As an art teacher for more than 360 elementary school children, I recognize the importance of focus for creative people. That’s why for the past several years I have used a little ritual with my students when they first enter the classroom.
I have the children close their eyes, take a long, silent breath and “see” in their minds a color, shape, or something else that may relate to the day’s project. I ask them to focus on that image, take another long, silent breath, then open their eyes. My intention is for them to forget about the games they’ve been playing outdoors or the work they’ve been doing in their classroom and just let their imaginations take over to see in their minds what they wish to create.
Many things can cause a creative person to lose focus. I hear often about those who have “writer’s block.” I’ve never had that problem. Instead, I have focus block. Especially during baseball season.
When I was a small child, I followed and loved the St. Louis Cardinals
. In late evening, my grandmother and I tuned into KMOX

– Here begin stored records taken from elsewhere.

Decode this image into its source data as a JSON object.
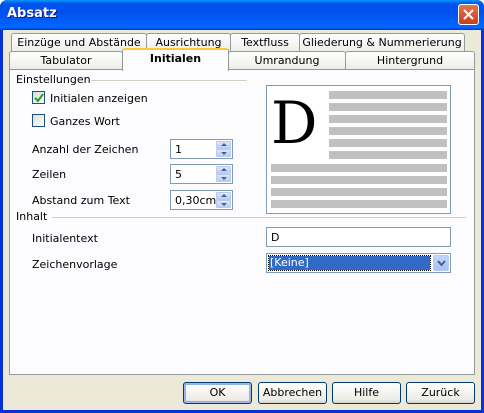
{
  "window": {
    "title": "Absatz"
  },
  "tabs_row1": [
    {
      "label": "Einzüge und Abstände"
    },
    {
      "label": "Ausrichtung"
    },
    {
      "label": "Textfluss"
    },
    {
      "label": "Gliederung & Nummerierung"
    }
  ],
  "tabs_row2": [
    {
      "label": "Tabulator"
    },
    {
      "label": "Initialen"
    },
    {
      "label": "Umrandung"
    },
    {
      "label": "Hintergrund"
    }
  ],
  "settings": {
    "group_label": "Einstellungen",
    "show_initials": {
      "label": "Initialen anzeigen",
      "checked": true
    },
    "whole_word": {
      "label": "Ganzes Wort",
      "checked": false
    },
    "num_chars": {
      "label": "Anzahl der Zeichen",
      "value": "1"
    },
    "lines": {
      "label": "Zeilen",
      "value": "5"
    },
    "spacing": {
      "label": "Abstand zum Text",
      "value": "0,30cm"
    }
  },
  "preview": {
    "drop_letter": "D"
  },
  "content": {
    "group_label": "Inhalt",
    "initial_text": {
      "label": "Initialentext",
      "value": "D"
    },
    "char_style": {
      "label": "Zeichenvorlage",
      "value": "[Keine]"
    }
  },
  "buttons": {
    "ok": "OK",
    "cancel": "Abbrechen",
    "help": "Hilfe",
    "reset": "Zurück"
  }
}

, the voice of St. Louis, on our radio, and we listened to all the games. It was my passion, my focus. Although my mother scolded me for being a baseball fanatic, I never gave up following the Cardinals until I had children of my own to raise. Then, when Mark McGwire had the memorable season during which he hit 70 home runs and broke the long-standing home run record, I began following the Cardinals again. Like many other people, McGwire and Sammy Sosa brought me back to baseball. This year, part of the excitement of spring training for me and many others was getting the chance to meet Mark McGwire, the Cardinals new hitting coach.

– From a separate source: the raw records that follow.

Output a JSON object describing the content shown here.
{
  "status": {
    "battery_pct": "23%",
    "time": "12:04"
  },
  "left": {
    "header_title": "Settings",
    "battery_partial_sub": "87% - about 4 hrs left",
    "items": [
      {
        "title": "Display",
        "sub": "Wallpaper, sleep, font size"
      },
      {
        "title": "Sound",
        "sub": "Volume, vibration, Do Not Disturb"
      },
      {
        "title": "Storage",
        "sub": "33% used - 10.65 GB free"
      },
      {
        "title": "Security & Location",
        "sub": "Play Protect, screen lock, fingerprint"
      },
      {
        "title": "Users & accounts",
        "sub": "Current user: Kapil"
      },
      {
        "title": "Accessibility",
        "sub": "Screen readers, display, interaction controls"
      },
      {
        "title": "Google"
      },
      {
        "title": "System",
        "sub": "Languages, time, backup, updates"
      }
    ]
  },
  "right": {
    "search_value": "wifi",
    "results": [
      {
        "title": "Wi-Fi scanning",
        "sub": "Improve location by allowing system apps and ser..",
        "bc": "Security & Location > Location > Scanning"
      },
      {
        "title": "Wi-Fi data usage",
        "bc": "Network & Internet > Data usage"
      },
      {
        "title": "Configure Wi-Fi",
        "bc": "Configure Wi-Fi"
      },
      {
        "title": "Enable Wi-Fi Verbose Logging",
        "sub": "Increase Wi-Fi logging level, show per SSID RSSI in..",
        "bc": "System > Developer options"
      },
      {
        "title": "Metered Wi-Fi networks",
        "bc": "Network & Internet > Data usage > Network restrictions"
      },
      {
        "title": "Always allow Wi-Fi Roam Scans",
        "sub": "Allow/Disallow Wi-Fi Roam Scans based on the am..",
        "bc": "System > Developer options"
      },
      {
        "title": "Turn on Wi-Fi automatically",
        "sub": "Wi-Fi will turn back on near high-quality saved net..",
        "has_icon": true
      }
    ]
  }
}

Now I plan in March of each year to take a trip to Jupiter, FL for St. Louis Cardinals spring training. While there, we get to visit with the players and watch them train and play games at beautiful Roger Dean Stadium
. From that moment on until late October (in the years when they make the play-offs), I am hooked. Now, instead of listening to the radio, I follow the Cardinals by watching all their games on satellite TV.
For almost eight months each year, I lose my writing and my artistic focus. I still write and paint during those months, but I plan my time around the games. In fact, I am so enthralled with baseball that when we go on vacation, the first thing I look for is a good sports bar where I can watch live Cardinal games!
Probably not many other writers and artists share my baseball passion, but I suspect there are other things that cause them to lose focus. Do you have a vice or passion that alters your creative time? I would love to know more about the creative focus of other writers and artists.